I just…I do not understand how a film series that had one solid and one nearly solid installation ended up doing this to me. And yes, I do take it personally. I take it very personally that the one time I opened my heart up to an entire trilogy it did this. Though it did give me Katherine Isabelle in a purple dress with a low-cut bodice. Is it wrong to mention that twice in one review? NOT AS WRONG AS THIS FILM IS.

I remember the gravy I had with this film more than the actual film. I watched it with Stevi and Marcus, two other 10YA contributors, and Linda (who if she isn’t a contributor needs to be). Stevi made us poutine* and we sat around making fun of the film. As I cannot accurately describe the film to you, I am going to relay the most memorable part of the day: our discussion on what would happen if you eat werewolf meat.


Now, the fur trappers are shown as killing and skinning wolves (or I may have made that up to make more sense of things). They are also shown to be starving. So if you’re killing wolves, even werewolves, someone had to have eaten it at some point right? But what happens to a human who consumes werewolf? Do they become werewolf themselves? Does it taste good? If a werewolf bites a human, they become a lycanthrope. So it would stand to reason that lycanthropy is transmitted through saliva. This also is in line with the first Ginger Snaps movie where the guy Ginger sleeps with develops a slower developing form of werewolfitis.
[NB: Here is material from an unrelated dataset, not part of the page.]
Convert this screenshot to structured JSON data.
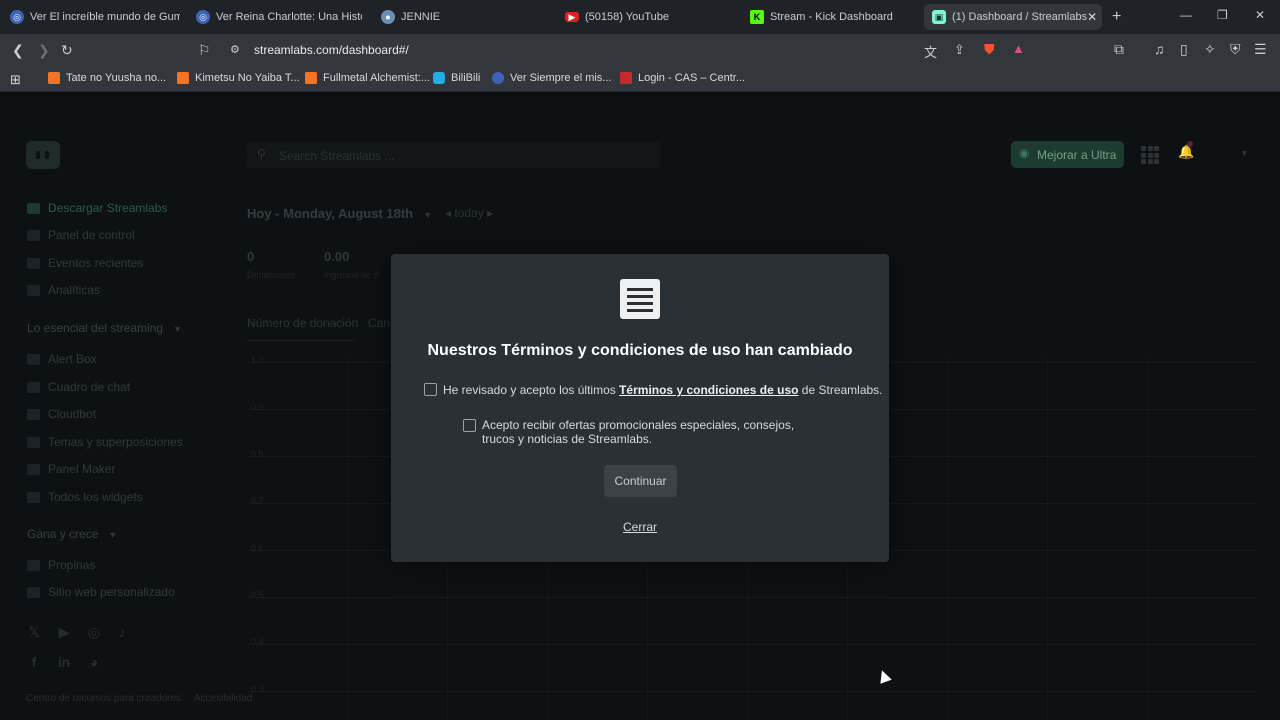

Even though she bit and scratched him in human form, it would seem that that, plus makeouts, plus not using a condom (Stay safe, kids. Lycanthropy kills.) can still make someone into an ungodly beast.

Wait. So maybe it’s not just saliva. That’s actually a massive exchange of fluids I just listed off. So maybe the saliva or other fluids need to get inside of a person. Because it probably was the biting and sexing more than the makeouts that transmitted lycanthropy to that guy. And it must be the werewolf saliva getting into the bloodstream that transforms a person.

Also, a blood exchange is how Brigitte becomes a werewolf in the first film. (And maybe this one? I don’t remember.) She cuts her hand and Ginger’s and presses them together. So eating a wolf steak, which would have wolf blood in it, could do it.

By all of that logic, consuming werewolf meat could have an effect on people. Perhaps a smaller one as it’s a smaller exchange. Maybe it’ll just make someone more aggressive or sexy or both?  Or they might have to eat a lot of the wolf meat to transform. The thing is, each Ginger Snaps film shows transformations being different for different people depending on the extent of their contact with wolves, the sort of contact, and how much the person accepts/denies their lycanthropy. So it is feasible that, within this universe, eating a werewolf could convert someone.

But then we have to consider would wolf meat even taste good? People eat dog so perhaps it would be similar? The werewolves in Ginger Snaps are muscle-y, skinny things though, so honestly they look like their meat would be really tough.

Therefore I feel like starvation or actively wishing to become a werewolf would be the only reasons to eat werewolf in the first place. Unless you’re a werewolf yourself, in which case it’s just cannibalism.

And now that I’ve spoken about cannibalism and Katherine Isabelle, I feel this is a good time to mention that the DVD set for Hannibal: Season 2** will be available for purchase on September 16th and I have a birthday coming up***. Buy me something to wash the taste of werewolf meat out of my mouth.

* Stevi makes some of the best gravy ever.

** Katherine Isabelle does not wear a purple dress with a low-cut bodice in this but she does wear some dapper suits and horse-riding outfits.

*** My birthday is in December but don’t let that stop you.